== Action item ==
Return all lines from the listing below in which the string "date" occurs.

(Data in this exercise begins)

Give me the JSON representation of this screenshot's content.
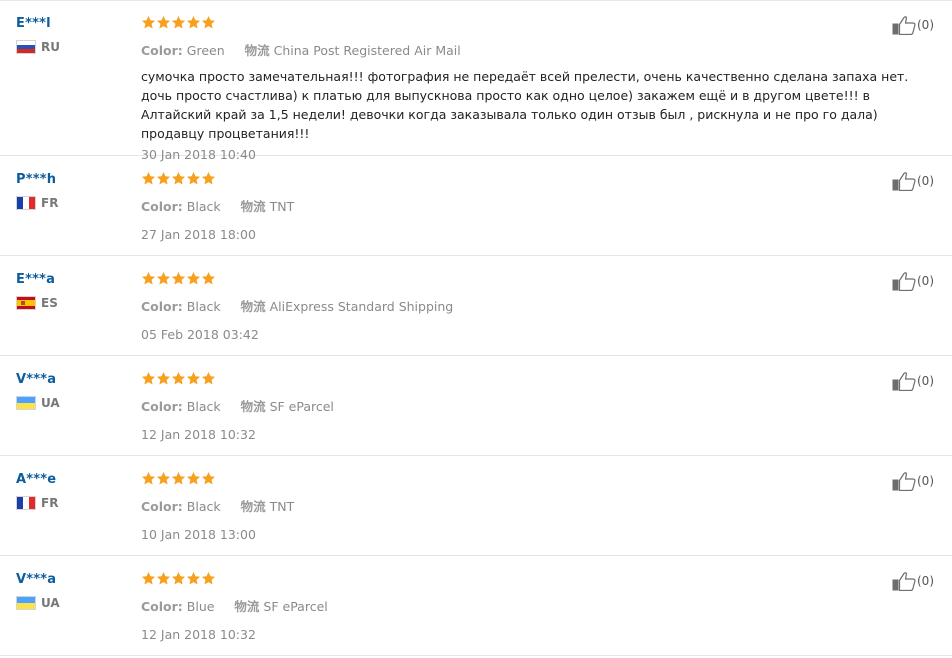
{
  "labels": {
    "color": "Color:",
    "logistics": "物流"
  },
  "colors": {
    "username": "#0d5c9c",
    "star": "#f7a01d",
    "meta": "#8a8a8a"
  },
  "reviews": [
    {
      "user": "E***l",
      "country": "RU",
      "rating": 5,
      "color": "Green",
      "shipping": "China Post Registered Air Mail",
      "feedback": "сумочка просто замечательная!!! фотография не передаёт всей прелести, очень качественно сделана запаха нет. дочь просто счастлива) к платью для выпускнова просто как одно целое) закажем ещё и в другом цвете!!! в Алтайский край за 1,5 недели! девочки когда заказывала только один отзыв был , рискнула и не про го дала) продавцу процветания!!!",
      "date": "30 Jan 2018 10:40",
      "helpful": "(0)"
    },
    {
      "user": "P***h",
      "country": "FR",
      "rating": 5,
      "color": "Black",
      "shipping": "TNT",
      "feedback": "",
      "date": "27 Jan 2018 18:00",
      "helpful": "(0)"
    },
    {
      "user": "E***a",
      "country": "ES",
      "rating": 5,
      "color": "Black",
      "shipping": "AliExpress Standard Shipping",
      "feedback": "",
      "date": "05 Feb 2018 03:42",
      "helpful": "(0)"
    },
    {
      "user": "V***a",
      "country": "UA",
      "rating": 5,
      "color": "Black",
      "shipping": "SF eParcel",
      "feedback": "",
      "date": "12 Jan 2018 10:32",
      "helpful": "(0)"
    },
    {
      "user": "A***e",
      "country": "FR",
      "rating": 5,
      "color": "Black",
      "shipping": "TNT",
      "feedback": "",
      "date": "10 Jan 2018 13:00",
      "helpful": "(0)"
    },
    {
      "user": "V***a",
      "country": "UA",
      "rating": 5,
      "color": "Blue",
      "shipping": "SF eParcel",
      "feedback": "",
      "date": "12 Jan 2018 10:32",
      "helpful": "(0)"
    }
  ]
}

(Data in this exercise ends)

== Task answer ==
      "date": "30 Jan 2018 10:40",
      "date": "27 Jan 2018 18:00",
      "date": "05 Feb 2018 03:42",
      "date": "12 Jan 2018 10:32",
      "date": "10 Jan 2018 13:00",
      "date": "12 Jan 2018 10:32",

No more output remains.